Most Black students who could be tapped as academically gifted attend schools where they are either likely to be overlooked or have no access to getting identified at all, a study in the journal Urban Education finds.
In 2016 alone, while nearly 277,000 Black students were identified as academically gifted nationally, some 771,000 others were estimated to be “missing.” That’s after taking into account both the students who had no access to gifted identification and those who attended schools where students of their race were underidentified.
“It’s stark and it’s frightening,” said Marcia Gentry, a professor of education studies and the director of the Gifted Education Resource Institute at Purdue University, who led the research team. “I’m frustrated with the whole sense that [gifted education] will fix itself if we just find the right [screening] test. It’s bigger than that, and it’s been consistent for decades.”
The researchers used federal civil rights data for all U.S. public schools in 2000, 2011-12, 2013-14, and 2015-16 to track the numbers and percentages of students in different racial groups identified for gifted and talented education in rural, town, suburban, and city schools of different poverty levels. They found that more than 40 percent of schools across all locations—and far more than half in several states—never identified a single student of any race as academically advanced in any of the years.
Within the remaining schools that at least provided some access to gifted identification, the researchers found that the higher the concentration of Black students or students in poverty, the lower the actual percentage of overall students identified for gifted education. For example, campuses receiving schoolwide Title I funding identified on average 8 percent of their students as gifted, compared to 13 percent in non-Title I schools.
“We didn’t have a lot of bright spots, which was a little depressing,” she said.
Gentry also found similar, though smaller, disparities in gifted identification for other groups, such as Native American and Hispanic students, in separate prior studies.
A school was considered to have “equitable” gifted identification if a Black student was at least 80 percent as likely as a student of another race to be eligible; this is the same 0.8 equity ratio the federal Equal Employment Opportunity Commission uses to identify racial disparities in the workplace. So, if Black students made up 40 percent of a school’s population but 20 percent of its students identified as gifted, the school’s equity ratio would be 0.5, meaning Black students were underrepresented by half.

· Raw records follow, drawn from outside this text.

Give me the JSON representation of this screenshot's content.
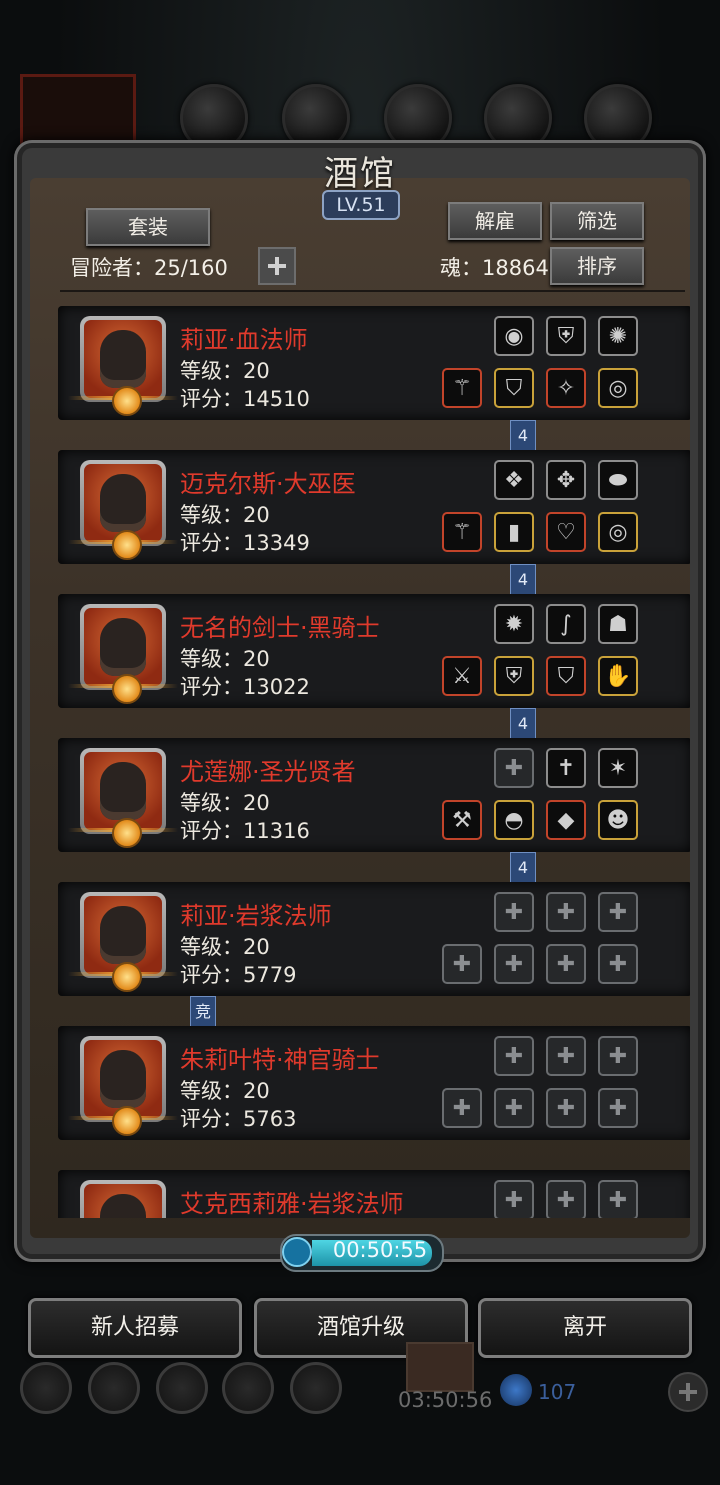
{
  "panel": {
    "title": "酒馆",
    "level": "LV.51"
  },
  "buttons": {
    "set": "套装",
    "dismiss": "解雇",
    "filter": "筛选",
    "sort": "排序"
  },
  "stats": {
    "adventurers": "冒险者：25/160",
    "soul": "魂：18864"
  },
  "heroes": [
    {
      "name": "莉亚·血法师",
      "level": "等级：20",
      "score": "评分：14510",
      "slots_top": [
        "orb-icon",
        "armor-icon",
        "amulet-icon"
      ],
      "slots_bottom": [
        "staff-icon",
        "shield-icon",
        "boots-icon",
        "ring-icon"
      ],
      "badge": "4"
    },
    {
      "name": "迈克尔斯·大巫医",
      "level": "等级：20",
      "score": "评分：13349",
      "slots_top": [
        "crystal-icon",
        "robe-icon",
        "gem-icon"
      ],
      "slots_bottom": [
        "staff-icon",
        "pants-icon",
        "necklace-icon",
        "ring-icon"
      ],
      "badge": "4"
    },
    {
      "name": "无名的剑士·黑骑士",
      "level": "等级：20",
      "score": "评分：13022",
      "slots_top": [
        "fire-icon",
        "whip-icon",
        "lantern-icon"
      ],
      "slots_bottom": [
        "sword-icon",
        "armor-icon",
        "shield-icon",
        "gauntlet-icon"
      ],
      "badge": "4"
    },
    {
      "name": "尤莲娜·圣光贤者",
      "level": "等级：20",
      "score": "评分：11316",
      "slots_top": [
        "empty-slot",
        "cross-icon",
        "crest-icon"
      ],
      "slots_bottom": [
        "hammer-icon",
        "helmet-icon",
        "emerald-icon",
        "mask-icon"
      ],
      "badge": "4"
    },
    {
      "name": "莉亚·岩浆法师",
      "level": "等级：20",
      "score": "评分：5779",
      "slots_top": [
        "empty-slot",
        "empty-slot",
        "empty-slot"
      ],
      "slots_bottom": [
        "empty-slot",
        "empty-slot",
        "empty-slot",
        "empty-slot"
      ],
      "badge": "竞"
    },
    {
      "name": "朱莉叶特·神官骑士",
      "level": "等级：20",
      "score": "评分：5763",
      "slots_top": [
        "empty-slot",
        "empty-slot",
        "empty-slot"
      ],
      "slots_bottom": [
        "empty-slot",
        "empty-slot",
        "empty-slot",
        "empty-slot"
      ],
      "badge": ""
    },
    {
      "name": "艾克西莉雅·岩浆法师",
      "level": "",
      "score": "",
      "slots_top": [
        "empty-slot",
        "empty-slot",
        "empty-slot"
      ],
      "slots_bottom": [],
      "badge": ""
    }
  ],
  "timer": "00:50:55",
  "actions": {
    "recruit": "新人招募",
    "upgrade": "酒馆升级",
    "leave": "离开"
  },
  "dock": {
    "time": "03:50:56",
    "gems": "107"
  },
  "colors": {
    "hero_name": "#e03a2c",
    "badge": "#2c4876",
    "timer_fill": "#4fd5e3"
  }
}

Black students in high-poverty schools had an equitable chance of being identified as gifted compared to students of other races in only six states—Arkansas, Maryland, Michigan, New York, Utah, and Wyoming—and they experienced such equity in low-poverty schools only in Illinois and Michigan.
In fact, while only Michigan identified Black students equitably in both high- and low-poverty schools, Gentry noted that only 12 percent of students in the state attended a school that identified any students at all as gifted during the study years.
“So, within that 12 percent, there’s equity, right? But 88 percent of the kids don’t have access,” she said. “That’s a problem.”
Gentry said preliminary analyses of the 2017-18 civil rights data show similar identification gaps as those in 2000-16, but more-recent data have not been available because of data collection delays due to pandemic-driven school closures and disrupted gifted screenings. Other studies, however, suggest the problem may have worsened during the pandemic, as fewer districts have had resources to dedicate to gifted identification.
Moreover, the Purdue study only looks at whether students were identified for gifted education; there was no way to tell what kind of educational services gifted students actually received and how effective they were.
Other recent research has found even when students of color are identified as academically gifted, they may receive less-beneficial services than their white peers. A 2021 Vanderbilt University study found that on average, gifted education programs resulted in only small bumps in reading and math achievement over a student’s elementary years, but those gains came mostly for white and Asian students.
Gentry advised school and district leaders to:
- Review local data to identify any long-running racial and economic disparities and set measurable goals for inclusion.
- Identify students for gifted education through both multiple measures, such as assessments and portfolios, and multiple pathways, including teacher, student, and parent nominations, and summer programs.
- Focus gifted identification on individual strengths to be paired with services—such as math, writing, art, or leadership—rather than first identifying “general giftedness” as an entry to any services.
- When using a gifted assessment, consider local rather than national norms when setting cutoff scores.
“You know, where there’s a magnet school of the gifted, they’ll oftentimes put it in a mostly brown or Black school, but you walk down the hall and the gifted program will be mostly white faces,” Gentry said. “People talk a lot about, well, if we get brown and Black kids in [gifted education], it’ll be good for the brown and Black kids, but it goes further than that. It’s actually good for the program, because it brings diversity of views and discussion and of culture. So not only does it enrich the kids [of color] we put in there, but it makes the program better for all the kids who are there.”
A version of this article appeared in the June 15, 2022 edition of Education Week as 3 Out of 4 Gifted Black Students Never Get Identified. Here’s How to Find Them